(iii) Feathery Roots:
Hydrophtes are supported by water as compared to roots and stem structures; most hydrophtes have roots that are small and feathery. These are designed to take in oxygen from the water, and since the plant is fully submersed in water at all times, there is less need for a long and thick root structure. One plant that has a feathery root is the Salvinia, which is a free-floating aquatic fern.
(iv) Air Sacks:
Many hydrophytes have air sacks (chambers) that help the plant float on the surface of the water. It is important to note that some aquatic plants will float slightly submerged in the water, such as the buttercup. Others, such as water lilies, will float up on top of the surface since their leaves distribute the weight across the surface of the water.

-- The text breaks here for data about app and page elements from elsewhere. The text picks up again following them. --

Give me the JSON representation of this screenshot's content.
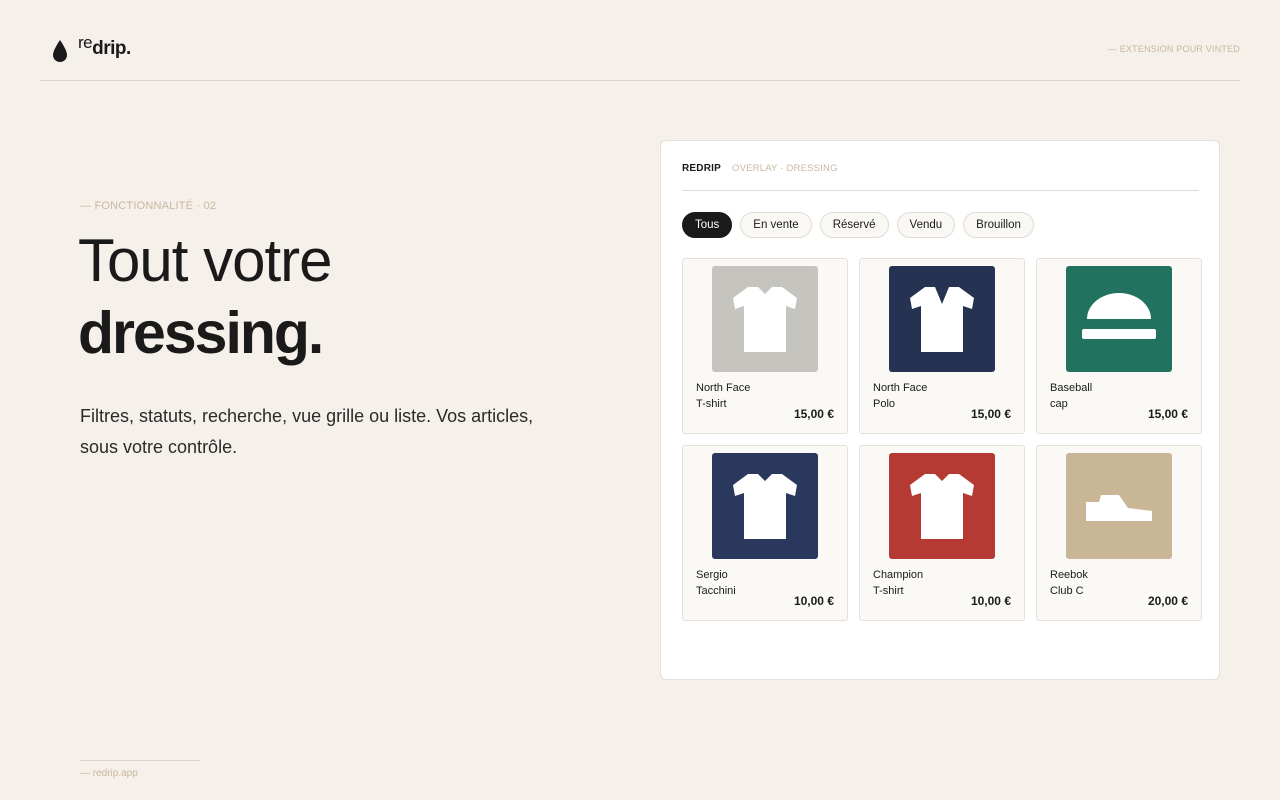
{
  "header": {
    "logo_re": "re",
    "logo_drip": "drip.",
    "tag": "— EXTENSION POUR VINTED"
  },
  "hero": {
    "kicker": "— FONCTIONNALITÉ · 02",
    "title_light": "Tout votre",
    "title_bold": "dressing.",
    "description": "Filtres, statuts, recherche, vue grille ou liste. Vos articles, sous votre contrôle."
  },
  "footer": {
    "site": "— redrip.app"
  },
  "panel": {
    "brand": "REDRIP",
    "subtitle": "OVERLAY · DRESSING",
    "filters": [
      {
        "label": "Tous",
        "active": true
      },
      {
        "label": "En vente",
        "active": false
      },
      {
        "label": "Réservé",
        "active": false
      },
      {
        "label": "Vendu",
        "active": false
      },
      {
        "label": "Brouillon",
        "active": false
      }
    ],
    "items": [
      {
        "line1": "North Face",
        "line2": "T-shirt",
        "price": "15,00 €",
        "icon": "tshirt-icon",
        "color": "#c5c4bf"
      },
      {
        "line1": "North Face",
        "line2": "Polo",
        "price": "15,00 €",
        "icon": "polo-icon",
        "color": "#263252"
      },
      {
        "line1": "Baseball",
        "line2": "cap",
        "price": "15,00 €",
        "icon": "cap-icon",
        "color": "#227260"
      },
      {
        "line1": "Sergio",
        "line2": "Tacchini",
        "price": "10,00 €",
        "icon": "tshirt-icon",
        "color": "#2a385d"
      },
      {
        "line1": "Champion",
        "line2": "T-shirt",
        "price": "10,00 €",
        "icon": "tshirt-icon",
        "color": "#b43a33"
      },
      {
        "line1": "Reebok",
        "line2": "Club C",
        "price": "20,00 €",
        "icon": "sneaker-icon",
        "color": "#c8b697"
      }
    ]
  },
  "colors": {
    "background": "#f5f0ea",
    "accent": "#c9b89f",
    "ink": "#1a1a1a"
  }
}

Ecological Adoptations in Hydrophytes:
1. Due to availability of plenty of water root system is secondary importance and least significant.
2. Roots absent in Wolfia, Ceratophylum.
3. Poorly developed roots are seen in Hydrilla.
4. Submerged leaves compensate for roots in Salvania.
5. Root caps are absent in Hydrophytes.
6. Amphibious plants growing in mud will have distinct root caps.
7. Root caps are replaced by root pockets in Pistia.
8. If present roots are generally fibrous adventitious reduced in lenth unbranched or poorly branched.
9. Balancing roots are present in Pistia, Eichornia.
1. Stem is long slender and flexible in submerged plants Eg: Hydrilla, Potamogeton.
2. Stem is slender or thick, short and spongy in free floating forms Eg; Eichornia.
3. Stem is a rhizome in rooted plants with free floating leaves Eg: Nymphaea and Nelumbo.
1. In submerged forms leaves are thin long and ribbon like (Eg: Vallisnaria) long and linear.
(Potamogeton) finely dissected (eg; Ceratophylum)
2. Floating leaves are large and flat with wax coating Eg: Nyphaea, Nelumbo and Victoria regia.
3. Largest simple leaves in plant kingdom are present in Victoria regia.
4. Petioles are long flexible and covered with mucilage.
5. Petioles are swollen and spongy in Eg: Eichornia, Trapa.
6. Hetrophily with submerged, floating and aerial leaves seen in Limniphila, Ranunculus and Sagittaria.
Anatomical Features of Hydrophytes:
1. Cuticle is completely absent in submerged parts of the plants.
2. Cuticle may be present as a thin film on surface of parts exposed to atmosphere.
3. Epidermal cells are with chloroplast useful for absorption and assimilation.
4. Stomata are totally absent in submerged hydrophytes.
5. Exchange of gases takes place through diffusion.
6. Non-functional stomata are seen in Potamageton.
7. Epistomatous leaves (stomata found only on upper surface) are present in hydrophytes with floating leaves Eg; Nelumbo.
8. Mechanical tissues like collenchyma and sclerenchyma are more or less absent
9. Xylem is poorly developed in Hydrophytes as the water absorption takes place all over surface of the plant body
10. Hydrophytes have aerenchyma in all parts of the plants. Aerenchyma proves provides buoyancy to the hydrophytes.